## DATA SHOWN
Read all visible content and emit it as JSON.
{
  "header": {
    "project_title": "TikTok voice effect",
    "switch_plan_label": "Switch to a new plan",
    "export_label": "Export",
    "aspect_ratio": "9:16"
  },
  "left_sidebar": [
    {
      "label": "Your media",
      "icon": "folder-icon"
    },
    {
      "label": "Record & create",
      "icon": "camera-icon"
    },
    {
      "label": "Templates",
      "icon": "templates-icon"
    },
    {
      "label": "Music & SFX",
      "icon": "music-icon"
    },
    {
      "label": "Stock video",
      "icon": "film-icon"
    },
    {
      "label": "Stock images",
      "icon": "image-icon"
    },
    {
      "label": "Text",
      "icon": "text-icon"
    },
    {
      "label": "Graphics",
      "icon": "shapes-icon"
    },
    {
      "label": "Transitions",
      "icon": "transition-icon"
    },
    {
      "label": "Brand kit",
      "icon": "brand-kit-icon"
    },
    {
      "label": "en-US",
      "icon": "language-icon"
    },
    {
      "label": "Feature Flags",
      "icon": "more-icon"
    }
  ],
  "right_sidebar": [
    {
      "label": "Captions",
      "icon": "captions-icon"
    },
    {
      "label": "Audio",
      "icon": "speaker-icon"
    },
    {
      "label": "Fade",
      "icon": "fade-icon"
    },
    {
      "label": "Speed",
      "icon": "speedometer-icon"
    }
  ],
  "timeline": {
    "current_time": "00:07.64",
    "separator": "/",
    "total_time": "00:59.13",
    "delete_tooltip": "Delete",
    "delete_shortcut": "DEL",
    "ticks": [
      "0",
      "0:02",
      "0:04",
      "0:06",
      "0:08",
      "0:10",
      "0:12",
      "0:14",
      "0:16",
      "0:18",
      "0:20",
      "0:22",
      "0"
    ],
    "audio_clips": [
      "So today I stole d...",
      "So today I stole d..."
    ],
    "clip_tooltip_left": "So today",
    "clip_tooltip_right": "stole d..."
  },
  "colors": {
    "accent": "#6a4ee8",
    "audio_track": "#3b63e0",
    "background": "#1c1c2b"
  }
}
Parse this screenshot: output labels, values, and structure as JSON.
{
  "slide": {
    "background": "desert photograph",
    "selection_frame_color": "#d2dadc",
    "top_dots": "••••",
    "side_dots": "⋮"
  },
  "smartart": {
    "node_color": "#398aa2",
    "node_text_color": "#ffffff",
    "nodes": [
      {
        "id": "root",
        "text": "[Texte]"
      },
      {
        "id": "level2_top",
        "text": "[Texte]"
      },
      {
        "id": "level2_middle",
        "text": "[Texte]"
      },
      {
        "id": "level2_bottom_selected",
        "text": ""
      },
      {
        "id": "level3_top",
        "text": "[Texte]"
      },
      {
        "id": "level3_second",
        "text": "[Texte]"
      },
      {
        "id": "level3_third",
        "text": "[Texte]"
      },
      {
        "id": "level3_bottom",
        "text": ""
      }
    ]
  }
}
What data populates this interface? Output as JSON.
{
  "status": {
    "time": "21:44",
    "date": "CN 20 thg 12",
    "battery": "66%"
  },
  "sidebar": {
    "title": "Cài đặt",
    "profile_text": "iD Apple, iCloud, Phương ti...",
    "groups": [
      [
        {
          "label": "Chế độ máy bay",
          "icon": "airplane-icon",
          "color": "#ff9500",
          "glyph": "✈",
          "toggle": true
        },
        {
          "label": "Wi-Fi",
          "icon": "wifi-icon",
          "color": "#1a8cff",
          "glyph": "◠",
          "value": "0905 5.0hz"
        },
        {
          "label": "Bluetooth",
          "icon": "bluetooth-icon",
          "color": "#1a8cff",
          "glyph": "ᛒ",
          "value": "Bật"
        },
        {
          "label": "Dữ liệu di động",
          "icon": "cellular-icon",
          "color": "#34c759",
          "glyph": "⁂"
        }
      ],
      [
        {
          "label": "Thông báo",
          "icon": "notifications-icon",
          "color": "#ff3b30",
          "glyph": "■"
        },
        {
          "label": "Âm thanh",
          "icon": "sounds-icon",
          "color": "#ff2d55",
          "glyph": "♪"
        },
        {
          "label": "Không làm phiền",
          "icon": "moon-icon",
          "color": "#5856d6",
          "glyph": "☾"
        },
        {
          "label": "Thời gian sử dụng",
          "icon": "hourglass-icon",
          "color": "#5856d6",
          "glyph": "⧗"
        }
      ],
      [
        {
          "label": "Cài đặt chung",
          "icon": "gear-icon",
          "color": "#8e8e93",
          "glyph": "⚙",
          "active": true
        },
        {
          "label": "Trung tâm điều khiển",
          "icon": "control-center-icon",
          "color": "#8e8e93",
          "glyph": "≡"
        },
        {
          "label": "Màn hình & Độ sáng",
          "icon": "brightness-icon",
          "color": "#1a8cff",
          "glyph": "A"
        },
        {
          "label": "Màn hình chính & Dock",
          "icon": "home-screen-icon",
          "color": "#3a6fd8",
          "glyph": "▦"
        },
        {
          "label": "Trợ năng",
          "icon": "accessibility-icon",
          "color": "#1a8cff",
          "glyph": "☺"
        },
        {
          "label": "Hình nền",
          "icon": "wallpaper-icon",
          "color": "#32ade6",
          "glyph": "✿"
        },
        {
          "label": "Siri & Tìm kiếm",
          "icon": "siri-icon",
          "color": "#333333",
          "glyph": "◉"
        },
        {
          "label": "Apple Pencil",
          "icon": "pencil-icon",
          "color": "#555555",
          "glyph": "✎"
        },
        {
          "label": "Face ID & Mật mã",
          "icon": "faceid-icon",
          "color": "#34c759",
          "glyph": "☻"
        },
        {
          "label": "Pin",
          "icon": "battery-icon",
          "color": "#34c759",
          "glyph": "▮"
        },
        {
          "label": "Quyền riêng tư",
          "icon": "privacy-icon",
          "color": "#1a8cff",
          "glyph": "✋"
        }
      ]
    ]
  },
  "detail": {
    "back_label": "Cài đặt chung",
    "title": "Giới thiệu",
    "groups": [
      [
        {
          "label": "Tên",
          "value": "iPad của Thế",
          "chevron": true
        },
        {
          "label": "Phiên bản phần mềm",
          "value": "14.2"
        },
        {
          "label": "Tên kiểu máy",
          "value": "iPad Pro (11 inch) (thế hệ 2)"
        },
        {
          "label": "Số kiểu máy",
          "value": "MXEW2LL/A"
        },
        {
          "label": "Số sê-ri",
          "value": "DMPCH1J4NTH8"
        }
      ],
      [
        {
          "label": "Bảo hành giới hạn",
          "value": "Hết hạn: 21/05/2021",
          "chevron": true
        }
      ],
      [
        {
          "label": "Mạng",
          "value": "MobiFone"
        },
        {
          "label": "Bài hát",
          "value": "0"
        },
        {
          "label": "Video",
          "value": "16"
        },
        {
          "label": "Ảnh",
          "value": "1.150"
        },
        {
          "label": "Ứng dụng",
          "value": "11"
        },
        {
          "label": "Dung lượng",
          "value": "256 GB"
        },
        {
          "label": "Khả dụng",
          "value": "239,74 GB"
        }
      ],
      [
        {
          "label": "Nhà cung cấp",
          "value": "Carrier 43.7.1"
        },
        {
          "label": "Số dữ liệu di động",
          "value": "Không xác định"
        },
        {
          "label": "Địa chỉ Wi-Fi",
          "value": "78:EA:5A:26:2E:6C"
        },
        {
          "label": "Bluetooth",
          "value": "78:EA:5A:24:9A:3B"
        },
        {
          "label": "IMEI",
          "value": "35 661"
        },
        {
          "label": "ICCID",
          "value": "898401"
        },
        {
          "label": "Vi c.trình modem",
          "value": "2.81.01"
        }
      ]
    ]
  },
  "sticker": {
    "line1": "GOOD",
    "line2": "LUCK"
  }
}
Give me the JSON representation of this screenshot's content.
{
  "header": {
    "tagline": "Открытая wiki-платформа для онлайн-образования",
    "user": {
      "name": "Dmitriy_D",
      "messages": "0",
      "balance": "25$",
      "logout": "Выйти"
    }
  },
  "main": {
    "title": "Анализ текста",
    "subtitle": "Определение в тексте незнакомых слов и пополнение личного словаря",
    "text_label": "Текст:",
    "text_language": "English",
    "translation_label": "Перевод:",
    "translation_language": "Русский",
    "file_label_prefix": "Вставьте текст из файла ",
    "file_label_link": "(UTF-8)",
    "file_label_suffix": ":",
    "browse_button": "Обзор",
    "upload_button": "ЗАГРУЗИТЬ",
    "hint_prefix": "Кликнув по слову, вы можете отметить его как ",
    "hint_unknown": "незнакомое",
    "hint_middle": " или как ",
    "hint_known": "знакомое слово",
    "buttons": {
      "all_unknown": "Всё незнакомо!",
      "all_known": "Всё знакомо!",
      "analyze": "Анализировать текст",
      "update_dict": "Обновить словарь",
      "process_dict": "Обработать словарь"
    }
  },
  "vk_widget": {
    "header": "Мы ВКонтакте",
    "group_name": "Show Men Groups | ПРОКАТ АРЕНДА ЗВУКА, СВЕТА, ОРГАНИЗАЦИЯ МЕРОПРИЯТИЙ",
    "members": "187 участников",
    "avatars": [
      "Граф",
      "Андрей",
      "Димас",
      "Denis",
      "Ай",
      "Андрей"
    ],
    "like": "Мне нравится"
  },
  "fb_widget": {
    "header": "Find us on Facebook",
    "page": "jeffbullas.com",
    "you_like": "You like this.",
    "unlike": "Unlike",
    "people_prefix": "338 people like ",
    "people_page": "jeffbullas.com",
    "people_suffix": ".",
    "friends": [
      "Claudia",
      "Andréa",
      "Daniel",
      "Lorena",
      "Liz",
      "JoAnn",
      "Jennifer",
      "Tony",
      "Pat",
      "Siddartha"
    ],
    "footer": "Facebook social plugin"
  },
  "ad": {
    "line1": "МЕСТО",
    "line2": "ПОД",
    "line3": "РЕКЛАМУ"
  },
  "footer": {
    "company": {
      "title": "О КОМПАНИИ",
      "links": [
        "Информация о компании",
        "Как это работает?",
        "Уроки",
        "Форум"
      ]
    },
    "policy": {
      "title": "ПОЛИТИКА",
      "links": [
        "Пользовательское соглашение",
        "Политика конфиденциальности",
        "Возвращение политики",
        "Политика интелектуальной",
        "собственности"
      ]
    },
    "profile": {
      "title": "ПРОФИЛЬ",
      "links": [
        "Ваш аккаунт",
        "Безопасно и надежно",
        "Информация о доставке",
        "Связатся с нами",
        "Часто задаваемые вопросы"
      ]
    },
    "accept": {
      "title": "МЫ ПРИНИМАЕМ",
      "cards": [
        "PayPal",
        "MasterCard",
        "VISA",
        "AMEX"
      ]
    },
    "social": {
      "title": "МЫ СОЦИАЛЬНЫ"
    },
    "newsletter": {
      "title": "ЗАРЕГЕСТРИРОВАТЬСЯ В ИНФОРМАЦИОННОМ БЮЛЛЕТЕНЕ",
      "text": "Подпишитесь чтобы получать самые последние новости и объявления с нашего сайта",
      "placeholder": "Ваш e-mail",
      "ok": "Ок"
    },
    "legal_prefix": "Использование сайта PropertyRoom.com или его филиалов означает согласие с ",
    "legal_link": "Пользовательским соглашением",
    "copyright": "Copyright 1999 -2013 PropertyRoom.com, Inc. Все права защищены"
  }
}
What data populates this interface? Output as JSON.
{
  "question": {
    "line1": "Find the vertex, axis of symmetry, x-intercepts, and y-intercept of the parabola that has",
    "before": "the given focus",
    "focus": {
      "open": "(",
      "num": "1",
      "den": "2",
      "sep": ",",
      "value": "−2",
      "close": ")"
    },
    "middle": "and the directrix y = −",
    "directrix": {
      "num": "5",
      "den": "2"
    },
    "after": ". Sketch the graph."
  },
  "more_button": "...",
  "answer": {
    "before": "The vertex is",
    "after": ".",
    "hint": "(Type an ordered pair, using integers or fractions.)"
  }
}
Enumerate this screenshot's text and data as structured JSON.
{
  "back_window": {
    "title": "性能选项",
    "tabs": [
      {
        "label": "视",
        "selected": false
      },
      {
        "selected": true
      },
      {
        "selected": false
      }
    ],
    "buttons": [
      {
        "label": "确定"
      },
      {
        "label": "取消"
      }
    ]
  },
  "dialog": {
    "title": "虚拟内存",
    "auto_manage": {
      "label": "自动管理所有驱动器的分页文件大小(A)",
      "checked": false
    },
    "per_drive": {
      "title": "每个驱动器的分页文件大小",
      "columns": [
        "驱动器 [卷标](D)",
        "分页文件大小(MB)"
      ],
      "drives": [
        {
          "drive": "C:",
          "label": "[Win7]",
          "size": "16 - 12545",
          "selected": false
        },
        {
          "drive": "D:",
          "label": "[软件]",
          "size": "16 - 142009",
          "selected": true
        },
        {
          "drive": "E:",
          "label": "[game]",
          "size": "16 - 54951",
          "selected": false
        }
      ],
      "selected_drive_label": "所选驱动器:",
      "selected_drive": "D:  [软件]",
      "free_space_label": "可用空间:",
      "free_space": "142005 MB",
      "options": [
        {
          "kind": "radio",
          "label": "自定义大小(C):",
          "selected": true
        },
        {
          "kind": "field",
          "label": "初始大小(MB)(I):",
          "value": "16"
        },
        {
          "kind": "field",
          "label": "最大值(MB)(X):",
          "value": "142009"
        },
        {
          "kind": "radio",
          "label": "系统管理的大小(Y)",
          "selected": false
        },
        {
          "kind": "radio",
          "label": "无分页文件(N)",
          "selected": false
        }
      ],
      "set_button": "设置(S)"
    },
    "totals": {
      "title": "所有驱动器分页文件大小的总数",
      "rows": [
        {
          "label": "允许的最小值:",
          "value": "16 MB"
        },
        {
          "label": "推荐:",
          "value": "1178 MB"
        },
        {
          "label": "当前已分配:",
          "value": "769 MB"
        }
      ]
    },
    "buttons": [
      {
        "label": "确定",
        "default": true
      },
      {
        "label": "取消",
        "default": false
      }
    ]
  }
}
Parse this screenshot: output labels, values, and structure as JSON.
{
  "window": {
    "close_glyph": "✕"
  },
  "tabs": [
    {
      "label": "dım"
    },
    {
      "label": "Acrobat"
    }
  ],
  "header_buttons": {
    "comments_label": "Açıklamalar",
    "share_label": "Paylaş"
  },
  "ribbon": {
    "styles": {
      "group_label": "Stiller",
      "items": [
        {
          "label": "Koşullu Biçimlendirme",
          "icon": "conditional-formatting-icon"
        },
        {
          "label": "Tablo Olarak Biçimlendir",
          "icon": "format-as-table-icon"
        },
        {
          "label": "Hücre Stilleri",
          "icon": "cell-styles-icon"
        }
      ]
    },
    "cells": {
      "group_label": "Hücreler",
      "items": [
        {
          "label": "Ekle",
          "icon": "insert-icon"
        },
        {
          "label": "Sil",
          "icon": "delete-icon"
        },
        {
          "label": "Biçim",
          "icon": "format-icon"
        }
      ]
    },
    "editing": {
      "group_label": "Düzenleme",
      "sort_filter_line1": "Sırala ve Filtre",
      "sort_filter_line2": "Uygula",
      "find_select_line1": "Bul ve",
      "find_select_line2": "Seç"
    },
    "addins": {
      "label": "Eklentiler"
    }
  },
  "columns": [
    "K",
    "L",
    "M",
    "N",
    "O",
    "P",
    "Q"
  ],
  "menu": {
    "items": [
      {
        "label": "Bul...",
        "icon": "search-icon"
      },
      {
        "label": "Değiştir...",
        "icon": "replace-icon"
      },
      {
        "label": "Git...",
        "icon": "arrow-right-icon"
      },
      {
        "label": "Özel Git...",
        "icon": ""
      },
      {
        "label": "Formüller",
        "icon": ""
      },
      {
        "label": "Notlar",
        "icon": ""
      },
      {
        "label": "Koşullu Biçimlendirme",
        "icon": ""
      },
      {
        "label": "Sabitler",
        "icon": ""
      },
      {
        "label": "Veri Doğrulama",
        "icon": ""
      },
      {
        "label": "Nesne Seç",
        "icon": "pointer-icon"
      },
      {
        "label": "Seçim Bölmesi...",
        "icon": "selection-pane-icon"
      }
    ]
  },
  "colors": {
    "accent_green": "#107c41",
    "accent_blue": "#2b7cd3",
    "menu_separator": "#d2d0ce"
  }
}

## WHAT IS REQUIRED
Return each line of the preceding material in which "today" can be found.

## ANSWER SPACE
      "So today I stole d...",
      "So today I stole d..."
    "clip_tooltip_left": "So today",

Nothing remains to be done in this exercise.